COLEPEPER. So, in Ben Jonson's Staple of News, old Penny-boy says to the Cook:
“ And then remember meat for my two dogs;
-ronyon cries.] i. e. scabby or mangy woman. French, rogneux, royne, scurf. Thus Chaucer, in the Romaunt of the Rose, p. 551 :
her necke “ Withouten bleine, or scabbe, or roine." Shakspere uses the word again in The Merry Wives of Windsor.
in a sieve I'll thither sail,] Sir W. Dave. nant, in his Albovine, 1629 :
“ He sits like a witch sailing in a sieve." Again, in Newes from Scotland. Declaring the damnable life of Doctor Fian, a notable sorcerer, who was burned at Edinbrough in Januarie last, 1591 : which Doctor was register to the Devill, that sundrie times preached at North Baricke Kirke, to a number of notorious Witches. With the true examinations of the said Doclor and Witches, as

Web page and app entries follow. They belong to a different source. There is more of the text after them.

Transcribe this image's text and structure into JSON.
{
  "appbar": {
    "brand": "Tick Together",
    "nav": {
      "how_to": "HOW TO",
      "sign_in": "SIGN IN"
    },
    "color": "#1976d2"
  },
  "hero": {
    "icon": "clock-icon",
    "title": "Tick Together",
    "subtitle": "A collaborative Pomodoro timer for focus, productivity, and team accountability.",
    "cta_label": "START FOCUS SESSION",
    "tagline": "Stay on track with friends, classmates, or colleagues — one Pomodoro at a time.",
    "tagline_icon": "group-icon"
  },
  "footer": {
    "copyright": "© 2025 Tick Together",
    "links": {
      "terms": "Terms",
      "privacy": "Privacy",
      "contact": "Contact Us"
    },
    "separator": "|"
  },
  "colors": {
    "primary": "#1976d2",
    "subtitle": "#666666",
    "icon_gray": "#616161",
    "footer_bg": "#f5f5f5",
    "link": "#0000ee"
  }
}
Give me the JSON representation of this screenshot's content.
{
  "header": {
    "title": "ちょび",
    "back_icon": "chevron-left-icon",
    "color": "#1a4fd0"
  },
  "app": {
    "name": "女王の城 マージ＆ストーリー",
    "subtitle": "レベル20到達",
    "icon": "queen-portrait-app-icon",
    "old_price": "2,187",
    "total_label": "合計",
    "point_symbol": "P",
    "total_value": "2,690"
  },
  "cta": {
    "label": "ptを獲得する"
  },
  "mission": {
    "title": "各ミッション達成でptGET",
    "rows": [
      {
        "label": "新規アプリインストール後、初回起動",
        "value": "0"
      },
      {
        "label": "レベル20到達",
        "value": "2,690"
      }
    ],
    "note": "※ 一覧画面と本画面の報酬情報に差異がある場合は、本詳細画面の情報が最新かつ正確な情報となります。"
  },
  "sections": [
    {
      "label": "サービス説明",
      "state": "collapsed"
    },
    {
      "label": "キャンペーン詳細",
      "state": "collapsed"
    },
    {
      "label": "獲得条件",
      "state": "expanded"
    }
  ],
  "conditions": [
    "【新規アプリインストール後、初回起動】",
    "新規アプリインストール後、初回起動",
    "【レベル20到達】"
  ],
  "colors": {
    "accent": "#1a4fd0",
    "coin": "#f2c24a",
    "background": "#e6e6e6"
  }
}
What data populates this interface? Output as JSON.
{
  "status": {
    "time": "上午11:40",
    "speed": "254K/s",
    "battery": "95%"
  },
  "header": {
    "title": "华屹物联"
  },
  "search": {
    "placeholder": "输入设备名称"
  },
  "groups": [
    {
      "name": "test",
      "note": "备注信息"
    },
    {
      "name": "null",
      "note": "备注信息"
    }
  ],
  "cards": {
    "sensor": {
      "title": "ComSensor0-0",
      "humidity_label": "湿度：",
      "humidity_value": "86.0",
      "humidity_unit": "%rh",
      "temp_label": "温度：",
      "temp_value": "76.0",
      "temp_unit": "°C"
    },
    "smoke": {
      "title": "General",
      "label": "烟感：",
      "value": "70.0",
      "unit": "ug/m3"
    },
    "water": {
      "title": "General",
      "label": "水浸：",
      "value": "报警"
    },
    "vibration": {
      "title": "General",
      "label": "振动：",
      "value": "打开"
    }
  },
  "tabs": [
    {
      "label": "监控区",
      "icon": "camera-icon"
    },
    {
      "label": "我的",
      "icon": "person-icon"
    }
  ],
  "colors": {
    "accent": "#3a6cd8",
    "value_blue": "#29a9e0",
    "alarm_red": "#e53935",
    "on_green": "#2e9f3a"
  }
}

they uttered them in the presence of the Scottish king. Discovering how they pretinded to bewitch and drownc his Majestie in the sea comming from Denmarke, with such other wonderfull matters as the like hath not bin heard at anie time. Published according to the Scottish copie. Printed for William Wright. “ and that all they together went to sea, each one in a riddle or cive, and went in the same very substantially with flaggons of wine, making merrie and drinking by the way in the same riddles or cives,” &c. Dr. Farmer found the title of this scarce pamphlet in an interleaved copy of Mounsell's Catalogue, &c. 1595, with additions by Archbishop Harsenet and Thomas Baker the Antiquarian. It is almost needless to mention, that I have since met with the pamphlet itself.
STEEVENS. 98. And like a rat without a tail,] It should be remembered (as it was the belief of the times), that though a witch could assume the form of any animal she pleased, the tail would still be wanting.
The reason given by some of the old writers for such a deficiency, is, that though the hands and feet, by an easy change, might be converted into tlie four paws of a beast, there was still no part about a woman which corresponded with the length of tail common to almost all four-footed creatures.
STEEVENS. I'll give thee a wind.] This free gift of a wind is to be considered as an act of sisterly friendship, for witches were supposed to sell them. So, in Summer's last Will and Testament, 1600:
-in Ireland and in Denmark both,
" Shall blow him safe unto what coast he will." Drayton, in his Moon-calf, says the same.
the shipman's card.] The card is the paper on which the winds are marked under the pilot's needle. So, in the Loyal Subject, by Beaumont and Fetcher: - The card of goodness in your minds, that shews
STEEVENS. He shall live a man forbid :) i.e. as one under a curse, an interdiction. So, afterwards, in this play:
“ By his own interdi&tion stands accurs’d." So, among the Romans, an outlaw's sentence was, Aquæ & Ignis interdictio; i. c. he was forbid the use of water and fire, which implied the necessity of banish
THEOBALD. Mr. Theobald has very justly explained forbid by accursed, but without giving any reason of his interpretation. To bid is originally to pray, as in this Saxon fragment :
He is pir f bit y bote, &c.
He is wise that prays and makes amends. As to forbid therefore implies to prohibit, in opposition to the word bid in its present sense, it signifies by the same kind of opposition to curse, when it is